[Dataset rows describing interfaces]

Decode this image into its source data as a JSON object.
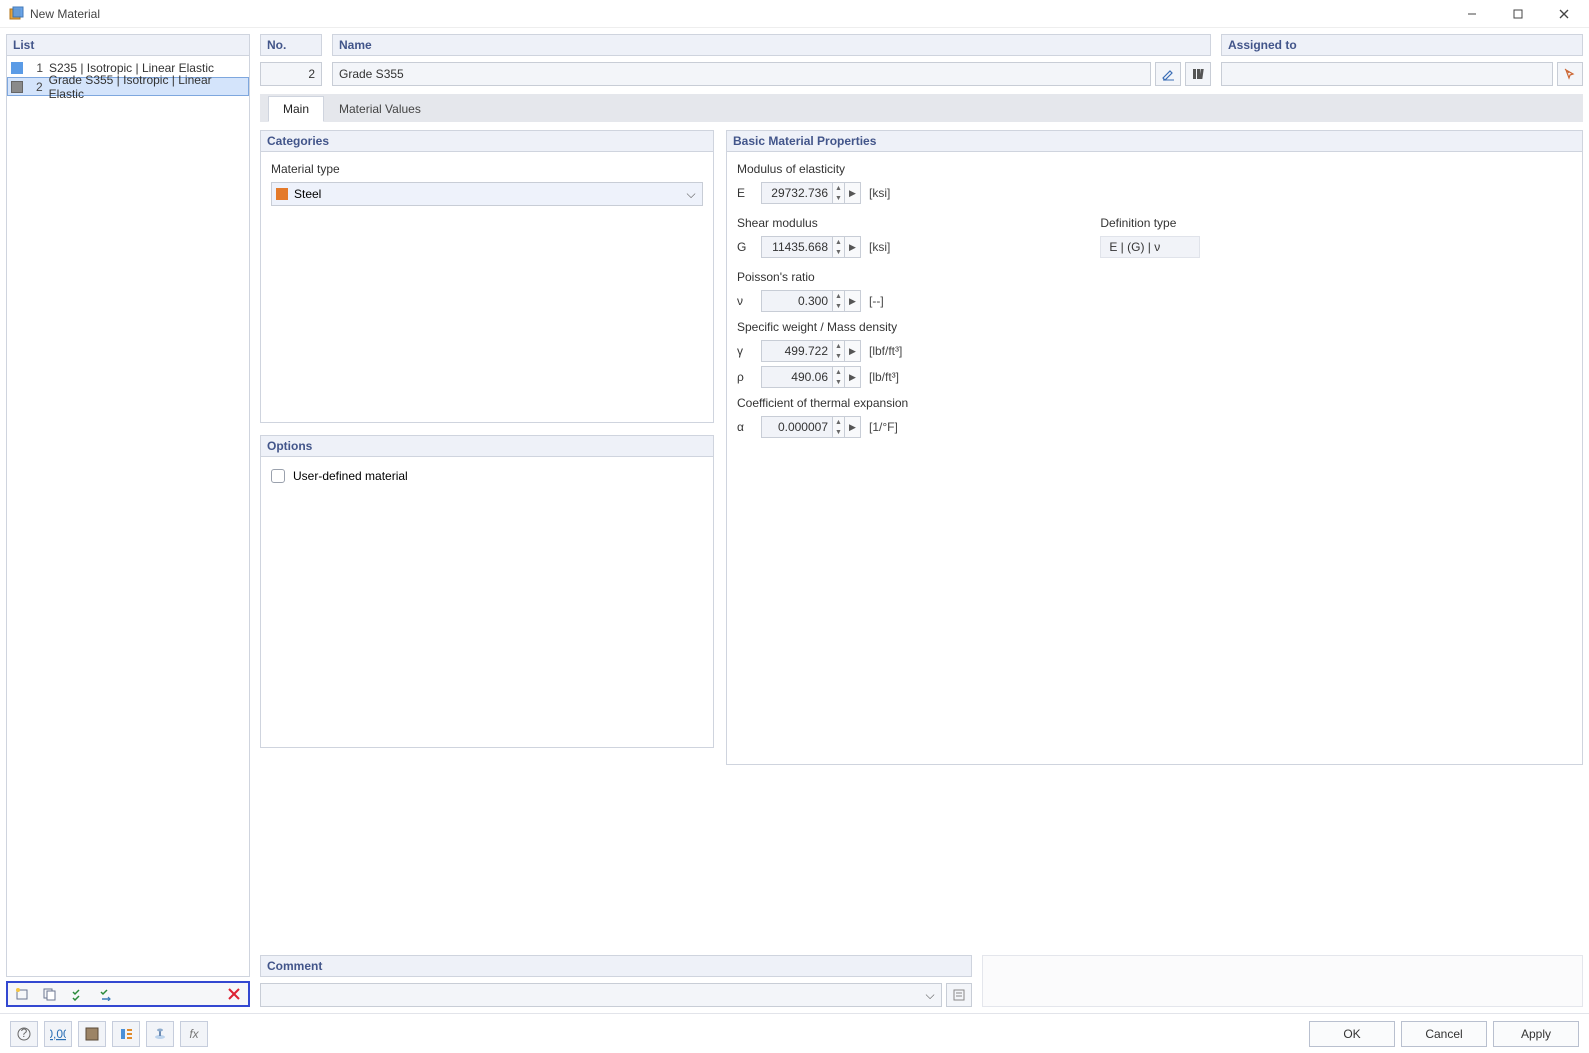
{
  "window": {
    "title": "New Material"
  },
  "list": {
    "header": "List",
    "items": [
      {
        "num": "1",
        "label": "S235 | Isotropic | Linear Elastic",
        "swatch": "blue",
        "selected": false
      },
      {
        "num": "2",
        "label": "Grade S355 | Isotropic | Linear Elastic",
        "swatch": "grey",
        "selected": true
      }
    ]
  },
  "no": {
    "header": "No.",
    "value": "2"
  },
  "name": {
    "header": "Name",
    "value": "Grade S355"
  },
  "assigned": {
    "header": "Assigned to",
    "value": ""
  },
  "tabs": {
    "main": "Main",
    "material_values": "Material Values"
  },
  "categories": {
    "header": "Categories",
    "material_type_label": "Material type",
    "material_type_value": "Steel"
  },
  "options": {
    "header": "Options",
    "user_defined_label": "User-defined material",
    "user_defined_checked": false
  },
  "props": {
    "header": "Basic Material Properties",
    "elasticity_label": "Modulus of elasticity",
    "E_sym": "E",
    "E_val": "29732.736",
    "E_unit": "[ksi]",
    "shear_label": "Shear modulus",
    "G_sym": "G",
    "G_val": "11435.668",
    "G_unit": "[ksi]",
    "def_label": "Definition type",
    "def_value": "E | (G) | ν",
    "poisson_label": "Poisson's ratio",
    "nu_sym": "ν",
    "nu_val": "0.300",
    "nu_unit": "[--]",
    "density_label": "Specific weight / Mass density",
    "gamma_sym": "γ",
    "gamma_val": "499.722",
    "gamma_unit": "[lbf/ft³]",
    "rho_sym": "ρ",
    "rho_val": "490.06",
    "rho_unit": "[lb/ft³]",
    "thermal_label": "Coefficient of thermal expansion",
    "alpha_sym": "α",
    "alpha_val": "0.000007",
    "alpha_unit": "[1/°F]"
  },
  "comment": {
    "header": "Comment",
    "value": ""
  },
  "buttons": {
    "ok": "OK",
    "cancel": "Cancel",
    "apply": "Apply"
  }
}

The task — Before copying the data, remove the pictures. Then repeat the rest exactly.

Solution to the problem —
Decode this image into its source data as a JSON object.
{
  "window": {
    "title": "New Material"
  },
  "list": {
    "header": "List",
    "items": [
      {
        "num": "1",
        "label": "S235 | Isotropic | Linear Elastic",
        "swatch": "blue",
        "selected": false
      },
      {
        "num": "2",
        "label": "Grade S355 | Isotropic | Linear Elastic",
        "swatch": "grey",
        "selected": true
      }
    ]
  },
  "no": {
    "header": "No.",
    "value": "2"
  },
  "name": {
    "header": "Name",
    "value": "Grade S355"
  },
  "assigned": {
    "header": "Assigned to",
    "value": ""
  },
  "tabs": {
    "main": "Main",
    "material_values": "Material Values"
  },
  "categories": {
    "header": "Categories",
    "material_type_label": "Material type",
    "material_type_value": "Steel"
  },
  "options": {
    "header": "Options",
    "user_defined_label": "User-defined material",
    "user_defined_checked": false
  },
  "props": {
    "header": "Basic Material Properties",
    "elasticity_label": "Modulus of elasticity",
    "E_sym": "E",
    "E_val": "29732.736",
    "E_unit": "[ksi]",
    "shear_label": "Shear modulus",
    "G_sym": "G",
    "G_val": "11435.668",
    "G_unit": "[ksi]",
    "def_label": "Definition type",
    "def_value": "E | (G) | ν",
    "poisson_label": "Poisson's ratio",
    "nu_sym": "ν",
    "nu_val": "0.300",
    "nu_unit": "[--]",
    "density_label": "Specific weight / Mass density",
    "gamma_sym": "γ",
    "gamma_val": "499.722",
    "gamma_unit": "[lbf/ft³]",
    "rho_sym": "ρ",
    "rho_val": "490.06",
    "rho_unit": "[lb/ft³]",
    "thermal_label": "Coefficient of thermal expansion",
    "alpha_sym": "α",
    "alpha_val": "0.000007",
    "alpha_unit": "[1/°F]"
  },
  "comment": {
    "header": "Comment",
    "value": ""
  },
  "buttons": {
    "ok": "OK",
    "cancel": "Cancel",
    "apply": "Apply"
  }
}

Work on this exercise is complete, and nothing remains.